Go through the data below and copy each line where the word "title" occurs.

App and web page records
=====

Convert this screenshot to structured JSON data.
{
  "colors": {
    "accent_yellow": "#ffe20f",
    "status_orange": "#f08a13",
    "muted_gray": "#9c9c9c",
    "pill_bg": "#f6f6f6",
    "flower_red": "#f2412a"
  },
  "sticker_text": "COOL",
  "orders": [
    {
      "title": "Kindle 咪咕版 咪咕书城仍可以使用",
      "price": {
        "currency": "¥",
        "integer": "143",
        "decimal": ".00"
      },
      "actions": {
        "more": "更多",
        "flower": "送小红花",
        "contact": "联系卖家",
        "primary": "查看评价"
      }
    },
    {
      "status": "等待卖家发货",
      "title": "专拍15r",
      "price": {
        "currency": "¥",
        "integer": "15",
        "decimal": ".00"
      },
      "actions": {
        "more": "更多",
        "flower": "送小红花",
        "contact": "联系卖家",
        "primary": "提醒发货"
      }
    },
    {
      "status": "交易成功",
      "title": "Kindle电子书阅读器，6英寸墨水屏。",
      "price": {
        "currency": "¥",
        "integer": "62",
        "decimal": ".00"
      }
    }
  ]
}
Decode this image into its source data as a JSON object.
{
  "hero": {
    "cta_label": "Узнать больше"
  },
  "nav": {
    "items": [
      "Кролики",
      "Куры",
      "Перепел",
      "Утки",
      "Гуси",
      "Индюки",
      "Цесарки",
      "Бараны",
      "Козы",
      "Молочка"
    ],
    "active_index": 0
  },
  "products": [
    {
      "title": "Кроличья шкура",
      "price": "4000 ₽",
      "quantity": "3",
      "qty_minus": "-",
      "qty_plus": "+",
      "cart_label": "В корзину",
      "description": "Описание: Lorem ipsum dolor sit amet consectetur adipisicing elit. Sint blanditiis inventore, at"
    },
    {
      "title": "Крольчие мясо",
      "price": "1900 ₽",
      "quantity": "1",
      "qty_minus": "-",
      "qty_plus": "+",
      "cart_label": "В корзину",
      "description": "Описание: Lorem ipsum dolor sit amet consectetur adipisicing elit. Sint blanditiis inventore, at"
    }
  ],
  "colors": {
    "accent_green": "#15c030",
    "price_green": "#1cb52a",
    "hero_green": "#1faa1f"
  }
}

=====

## [Task response]
      "title": "Kindle 咪咕版 咪咕书城仍可以使用",
      "title": "专拍15r",
      "title": "Kindle电子书阅读器，6英寸墨水屏。",
      "title": "Кроличья шкура",
      "title": "Крольчие мясо",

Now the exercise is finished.